• **GOAL OF THE EXERCISE**: Repeat every entry word for word, skipping the pictures.

(Collected data entries)
--

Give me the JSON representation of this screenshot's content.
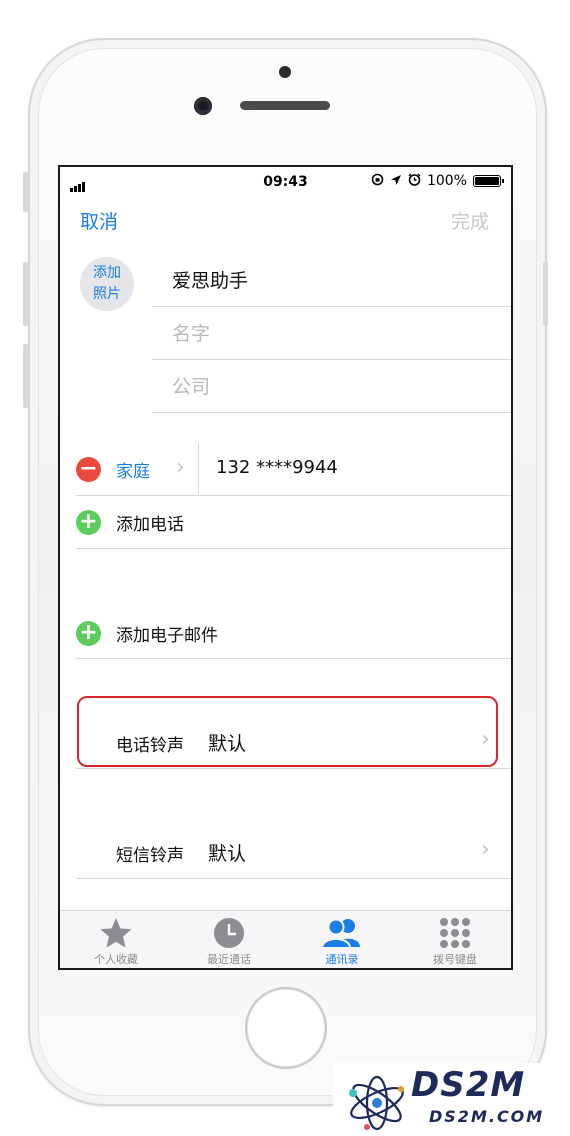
{
  "status_bar": {
    "time": "09:43",
    "battery": "100%",
    "battery_level": 1.0
  },
  "nav": {
    "cancel": "取消",
    "done": "完成"
  },
  "photo": {
    "line1": "添加",
    "line2": "照片"
  },
  "fields": {
    "company_name": "爱思助手",
    "name_placeholder": "名字",
    "company_placeholder": "公司"
  },
  "phone": {
    "label": "家庭",
    "number": "132 ****9944"
  },
  "add_phone": "添加电话",
  "add_email": "添加电子邮件",
  "ringtone": {
    "label": "电话铃声",
    "value": "默认"
  },
  "sms_tone": {
    "label": "短信铃声",
    "value": "默认"
  },
  "tabs": [
    {
      "label": "个人收藏",
      "icon": "star-icon"
    },
    {
      "label": "最近通话",
      "icon": "clock-icon"
    },
    {
      "label": "通讯录",
      "icon": "contacts-icon"
    },
    {
      "label": "拨号键盘",
      "icon": "keypad-icon"
    }
  ],
  "active_tab": 2,
  "watermark": {
    "title": "DS2M",
    "subtitle": "DS2M.COM"
  },
  "colors": {
    "accent": "#1a7ee8",
    "delete": "#e94a3b",
    "add": "#5ccd5c",
    "highlight": "#d9262b"
  }
}
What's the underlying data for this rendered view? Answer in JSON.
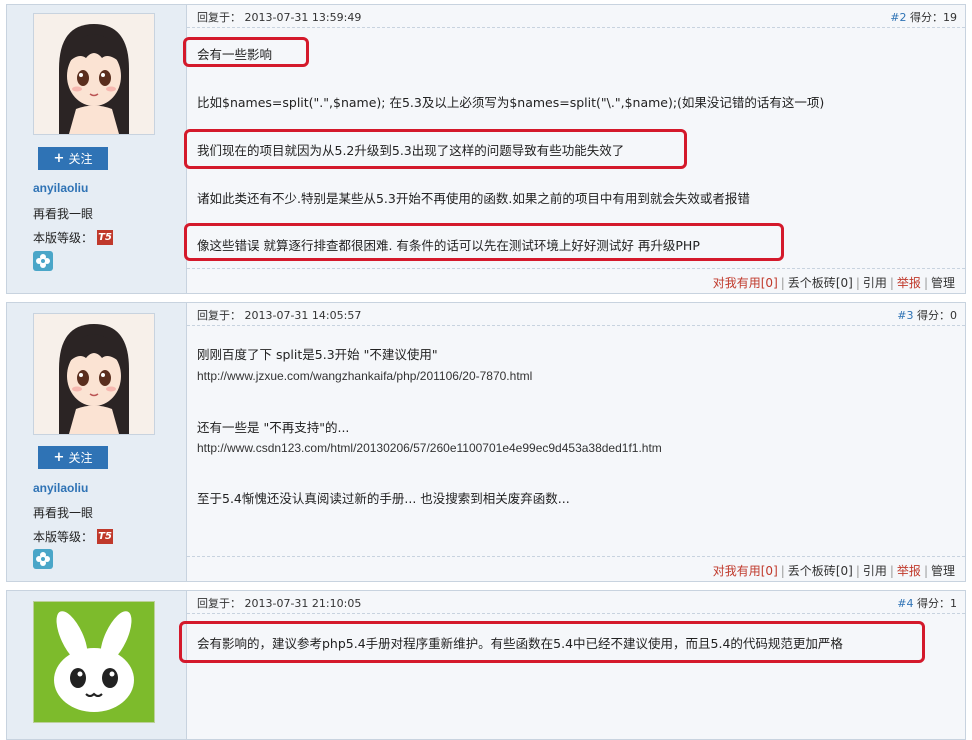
{
  "posts": [
    {
      "reply_label": "回复于：",
      "timestamp": "2013-07-31 13:59:49",
      "floor": "#2",
      "score_label": "得分：",
      "score": "19",
      "username": "anyilaoliu",
      "follow_label": "关注",
      "look_again": "再看我一眼",
      "level_label": "本版等级：",
      "level_badge": "T5",
      "lines": [
        "会有一些影响",
        "比如$names=split(\".\",$name);  在5.3及以上必须写为$names=split(\"\\.\",$name);(如果没记错的话有这一项)",
        "我们现在的项目就因为从5.2升级到5.3出现了这样的问题导致有些功能失效了",
        "诸如此类还有不少.特别是某些从5.3开始不再使用的函数.如果之前的项目中有用到就会失效或者报错",
        "像这些错误  就算逐行排查都很困难. 有条件的话可以先在测试环境上好好测试好 再升级PHP"
      ],
      "actions": {
        "useful": "对我有用",
        "useful_count": "[0]",
        "brick": "丢个板砖",
        "brick_count": "[0]",
        "quote": "引用",
        "report": "举报",
        "manage": "管理"
      }
    },
    {
      "reply_label": "回复于：",
      "timestamp": "2013-07-31 14:05:57",
      "floor": "#3",
      "score_label": "得分：",
      "score": "0",
      "username": "anyilaoliu",
      "follow_label": "关注",
      "look_again": "再看我一眼",
      "level_label": "本版等级：",
      "level_badge": "T5",
      "lines": [
        "刚刚百度了下  split是5.3开始 \"不建议使用\"",
        "http://www.jzxue.com/wangzhankaifa/php/201106/20-7870.html",
        "还有一些是 \"不再支持\"的...",
        "http://www.csdn123.com/html/20130206/57/260e1100701e4e99ec9d453a38ded1f1.htm",
        "至于5.4惭愧还没认真阅读过新的手册... 也没搜索到相关废弃函数..."
      ],
      "actions": {
        "useful": "对我有用",
        "useful_count": "[0]",
        "brick": "丢个板砖",
        "brick_count": "[0]",
        "quote": "引用",
        "report": "举报",
        "manage": "管理"
      }
    },
    {
      "reply_label": "回复于：",
      "timestamp": "2013-07-31 21:10:05",
      "floor": "#4",
      "score_label": "得分：",
      "score": "1",
      "lines": [
        "会有影响的，建议参考php5.4手册对程序重新维护。有些函数在5.4中已经不建议使用，而且5.4的代码规范更加严格"
      ]
    }
  ],
  "colors": {
    "accent": "#2f73b5",
    "highlight": "#d4192b",
    "panel": "#e6edf4"
  }
}
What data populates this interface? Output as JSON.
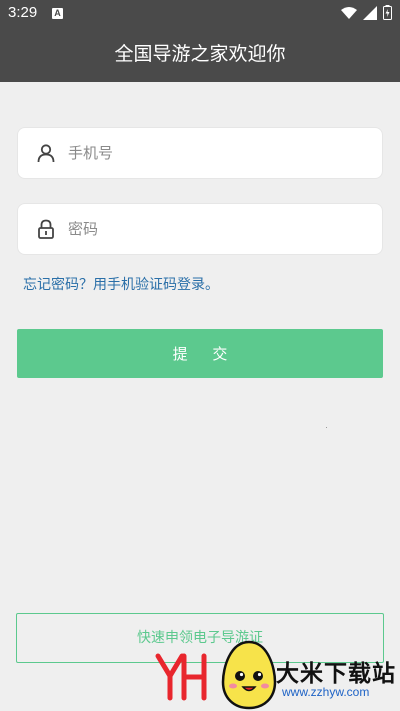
{
  "status_bar": {
    "time": "3:29",
    "notification_letter": "A"
  },
  "header": {
    "title": "全国导游之家欢迎你"
  },
  "form": {
    "phone_placeholder": "手机号",
    "password_placeholder": "密码",
    "forgot_link": "忘记密码？用手机验证码登录。",
    "submit_label": "提 交"
  },
  "quick_apply": {
    "label": "快速申领电子导游证"
  },
  "watermark": {
    "brand": "大米下载站",
    "url": "www.zzhyw.com",
    "logo_text": "YH"
  },
  "colors": {
    "header_bg": "#4a4a4a",
    "accent": "#5cc98e",
    "link": "#2a6fa8",
    "page_bg": "#efefef"
  }
}
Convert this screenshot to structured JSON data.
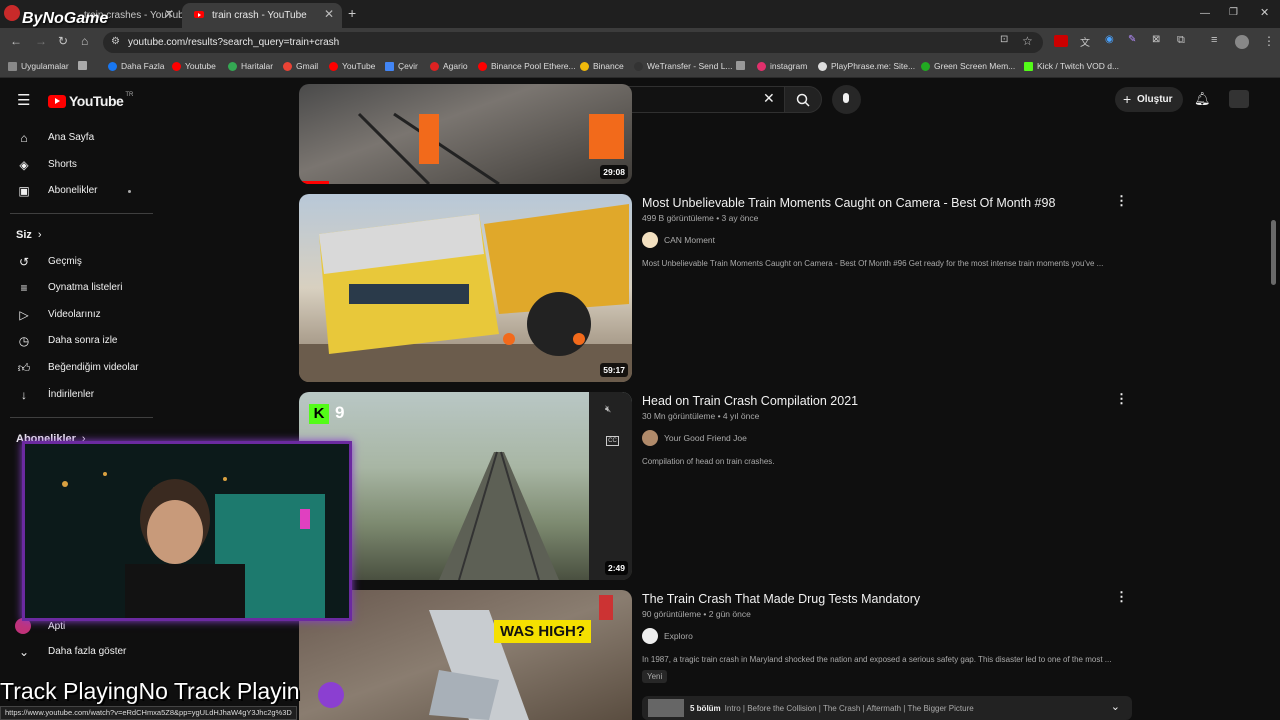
{
  "browser": {
    "tabs": [
      {
        "title": "train crashes - YouTube",
        "prefix": "a r tr"
      },
      {
        "title": "train crash - YouTube"
      }
    ],
    "new_tab": "+",
    "url": "youtube.com/results?search_query=train+crash",
    "bookmarks": [
      "Uygulamalar",
      "Daha Fazla",
      "Youtube",
      "Haritalar",
      "Gmail",
      "YouTube",
      "Çevir",
      "Agario",
      "Binance Pool Ethere...",
      "Binance",
      "WeTransfer - Send L...",
      "instagram",
      "PlayPhrase.me: Site...",
      "Green Screen Mem...",
      "Kick / Twitch VOD d..."
    ]
  },
  "watermark": "ByNoGame",
  "header": {
    "logo": "YouTube",
    "logo_sup": "TR",
    "search_value": "train crash",
    "create_label": "Oluştur"
  },
  "sidebar": {
    "items": [
      {
        "label": "Ana Sayfa",
        "icon": "home-icon"
      },
      {
        "label": "Shorts",
        "icon": "shorts-icon"
      },
      {
        "label": "Abonelikler",
        "icon": "subscriptions-icon"
      }
    ],
    "you_title": "Siz",
    "you_items": [
      {
        "label": "Geçmiş",
        "icon": "history-icon"
      },
      {
        "label": "Oynatma listeleri",
        "icon": "playlist-icon"
      },
      {
        "label": "Videolarınız",
        "icon": "your-videos-icon"
      },
      {
        "label": "Daha sonra izle",
        "icon": "watch-later-icon"
      },
      {
        "label": "Beğendiğim videolar",
        "icon": "like-icon"
      },
      {
        "label": "İndirilenler",
        "icon": "download-icon"
      }
    ],
    "subs_title": "Abonelikler",
    "partial_item": "Apti",
    "show_more": "Daha fazla göster"
  },
  "videos": [
    {
      "duration": "29:08"
    },
    {
      "title": "Most Unbelievable Train Moments Caught on Camera - Best Of Month #98",
      "meta": "499 B görüntüleme • 3 ay önce",
      "channel": "CAN Moment",
      "desc": "Most Unbelievable Train Moments Caught on Camera - Best Of Month #96 Get ready for the most intense train moments you've ...",
      "duration": "59:17"
    },
    {
      "title": "Head on Train Crash Compilation 2021",
      "meta": "30 Mn görüntüleme • 4 yıl önce",
      "channel": "Your Good Friend Joe",
      "desc": "Compilation of head on train crashes.",
      "duration": "2:49",
      "overlay_num": "9"
    },
    {
      "title": "The Train Crash That Made Drug Tests Mandatory",
      "meta": "90 görüntüleme • 2 gün önce",
      "channel": "Exploro",
      "desc": "In 1987, a tragic train crash in Maryland shocked the nation and exposed a serious safety gap. This disaster led to one of the most ...",
      "badge": "Yeni",
      "thumb_text": "WAS HIGH?",
      "chapters_count": "5 bölüm",
      "chapters": "Intro | Before the Collision | The Crash | Aftermath | The Bigger Picture"
    }
  ],
  "stream_overlay": {
    "now_playing": "Track PlayingNo Track Playin",
    "status_url": "https://www.youtube.com/watch?v=eRdCHmxa5Z8&pp=ygULdHJhaW4gY3Jhc2g%3D"
  },
  "colors": {
    "accent": "#ff0000",
    "bg": "#0f0f0f",
    "webcam_border": "#6b2aa0"
  }
}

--

• **RESULT FOR THIS TASK**:
Give me the JSON representation of this screenshot's content.
{
  "status_bar": {
    "time": "09:43",
    "battery": "100%",
    "battery_level": 1.0
  },
  "nav": {
    "cancel": "取消",
    "done": "完成"
  },
  "photo": {
    "line1": "添加",
    "line2": "照片"
  },
  "fields": {
    "company_name": "爱思助手",
    "name_placeholder": "名字",
    "company_placeholder": "公司"
  },
  "phone": {
    "label": "家庭",
    "number": "132 ****9944"
  },
  "add_phone": "添加电话",
  "add_email": "添加电子邮件",
  "ringtone": {
    "label": "电话铃声",
    "value": "默认"
  },
  "sms_tone": {
    "label": "短信铃声",
    "value": "默认"
  },
  "tabs": [
    {
      "label": "个人收藏",
      "icon": "star-icon"
    },
    {
      "label": "最近通话",
      "icon": "clock-icon"
    },
    {
      "label": "通讯录",
      "icon": "contacts-icon"
    },
    {
      "label": "拨号键盘",
      "icon": "keypad-icon"
    }
  ],
  "active_tab": 2,
  "watermark": {
    "title": "DS2M",
    "subtitle": "DS2M.COM"
  },
  "colors": {
    "accent": "#1a7ee8",
    "delete": "#e94a3b",
    "add": "#5ccd5c",
    "highlight": "#d9262b"
  }
}
What's the underlying data for this rendered view? Answer in JSON.
{
  "posts": [
    {
      "reply_label": "回复于：",
      "timestamp": "2013-07-31 13:59:49",
      "floor": "#2",
      "score_label": "得分：",
      "score": "19",
      "username": "anyilaoliu",
      "follow_label": "关注",
      "look_again": "再看我一眼",
      "level_label": "本版等级：",
      "level_badge": "T5",
      "lines": [
        "会有一些影响",
        "比如$names=split(\".\",$name);  在5.3及以上必须写为$names=split(\"\\.\",$name);(如果没记错的话有这一项)",
        "我们现在的项目就因为从5.2升级到5.3出现了这样的问题导致有些功能失效了",
        "诸如此类还有不少.特别是某些从5.3开始不再使用的函数.如果之前的项目中有用到就会失效或者报错",
        "像这些错误  就算逐行排查都很困难. 有条件的话可以先在测试环境上好好测试好 再升级PHP"
      ],
      "actions": {
        "useful": "对我有用",
        "useful_count": "[0]",
        "brick": "丢个板砖",
        "brick_count": "[0]",
        "quote": "引用",
        "report": "举报",
        "manage": "管理"
      }
    },
    {
      "reply_label": "回复于：",
      "timestamp": "2013-07-31 14:05:57",
      "floor": "#3",
      "score_label": "得分：",
      "score": "0",
      "username": "anyilaoliu",
      "follow_label": "关注",
      "look_again": "再看我一眼",
      "level_label": "本版等级：",
      "level_badge": "T5",
      "lines": [
        "刚刚百度了下  split是5.3开始 \"不建议使用\"",
        "http://www.jzxue.com/wangzhankaifa/php/201106/20-7870.html",
        "还有一些是 \"不再支持\"的...",
        "http://www.csdn123.com/html/20130206/57/260e1100701e4e99ec9d453a38ded1f1.htm",
        "至于5.4惭愧还没认真阅读过新的手册... 也没搜索到相关废弃函数..."
      ],
      "actions": {
        "useful": "对我有用",
        "useful_count": "[0]",
        "brick": "丢个板砖",
        "brick_count": "[0]",
        "quote": "引用",
        "report": "举报",
        "manage": "管理"
      }
    },
    {
      "reply_label": "回复于：",
      "timestamp": "2013-07-31 21:10:05",
      "floor": "#4",
      "score_label": "得分：",
      "score": "1",
      "lines": [
        "会有影响的，建议参考php5.4手册对程序重新维护。有些函数在5.4中已经不建议使用，而且5.4的代码规范更加严格"
      ]
    }
  ],
  "colors": {
    "accent": "#2f73b5",
    "highlight": "#d4192b",
    "panel": "#e6edf4"
  }
}
What data populates this interface? Output as JSON.
{
  "status_bar": {
    "time": "3:29",
    "notification_letter": "A"
  },
  "header": {
    "title": "全国导游之家欢迎你"
  },
  "form": {
    "phone_placeholder": "手机号",
    "password_placeholder": "密码",
    "forgot_link": "忘记密码？用手机验证码登录。",
    "submit_label": "提 交"
  },
  "quick_apply": {
    "label": "快速申领电子导游证"
  },
  "watermark": {
    "brand": "大米下载站",
    "url": "www.zzhyw.com",
    "logo_text": "YH"
  },
  "colors": {
    "header_bg": "#4a4a4a",
    "accent": "#5cc98e",
    "link": "#2a6fa8",
    "page_bg": "#efefef"
  }
}
Convert this screenshot to structured JSON data.
{
  "browser": {
    "tabs": [
      {
        "title": "train crashes - YouTube",
        "prefix": "a r tr"
      },
      {
        "title": "train crash - YouTube"
      }
    ],
    "new_tab": "+",
    "url": "youtube.com/results?search_query=train+crash",
    "bookmarks": [
      "Uygulamalar",
      "Daha Fazla",
      "Youtube",
      "Haritalar",
      "Gmail",
      "YouTube",
      "Çevir",
      "Agario",
      "Binance Pool Ethere...",
      "Binance",
      "WeTransfer - Send L...",
      "instagram",
      "PlayPhrase.me: Site...",
      "Green Screen Mem...",
      "Kick / Twitch VOD d..."
    ]
  },
  "watermark": "ByNoGame",
  "header": {
    "logo": "YouTube",
    "logo_sup": "TR",
    "search_value": "train crash",
    "create_label": "Oluştur"
  },
  "sidebar": {
    "items": [
      {
        "label": "Ana Sayfa",
        "icon": "home-icon"
      },
      {
        "label": "Shorts",
        "icon": "shorts-icon"
      },
      {
        "label": "Abonelikler",
        "icon": "subscriptions-icon"
      }
    ],
    "you_title": "Siz",
    "you_items": [
      {
        "label": "Geçmiş",
        "icon": "history-icon"
      },
      {
        "label": "Oynatma listeleri",
        "icon": "playlist-icon"
      },
      {
        "label": "Videolarınız",
        "icon": "your-videos-icon"
      },
      {
        "label": "Daha sonra izle",
        "icon": "watch-later-icon"
      },
      {
        "label": "Beğendiğim videolar",
        "icon": "like-icon"
      },
      {
        "label": "İndirilenler",
        "icon": "download-icon"
      }
    ],
    "subs_title": "Abonelikler",
    "partial_item": "Apti",
    "show_more": "Daha fazla göster"
  },
  "videos": [
    {
      "duration": "29:08"
    },
    {
      "title": "Most Unbelievable Train Moments Caught on Camera - Best Of Month #98",
      "meta": "499 B görüntüleme • 3 ay önce",
      "channel": "CAN Moment",
      "desc": "Most Unbelievable Train Moments Caught on Camera - Best Of Month #96 Get ready for the most intense train moments you've ...",
      "duration": "59:17"
    },
    {
      "title": "Head on Train Crash Compilation 2021",
      "meta": "30 Mn görüntüleme • 4 yıl önce",
      "channel": "Your Good Friend Joe",
      "desc": "Compilation of head on train crashes.",
      "duration": "2:49",
      "overlay_num": "9"
    },
    {
      "title": "The Train Crash That Made Drug Tests Mandatory",
      "meta": "90 görüntüleme • 2 gün önce",
      "channel": "Exploro",
      "desc": "In 1987, a tragic train crash in Maryland shocked the nation and exposed a serious safety gap. This disaster led to one of the most ...",
      "badge": "Yeni",
      "thumb_text": "WAS HIGH?",
      "chapters_count": "5 bölüm",
      "chapters": "Intro | Before the Collision | The Crash | Aftermath | The Bigger Picture"
    }
  ],
  "stream_overlay": {
    "now_playing": "Track PlayingNo Track Playin",
    "status_url": "https://www.youtube.com/watch?v=eRdCHmxa5Z8&pp=ygULdHJhaW4gY3Jhc2g%3D"
  },
  "colors": {
    "accent": "#ff0000",
    "bg": "#0f0f0f",
    "webcam_border": "#6b2aa0"
  }
}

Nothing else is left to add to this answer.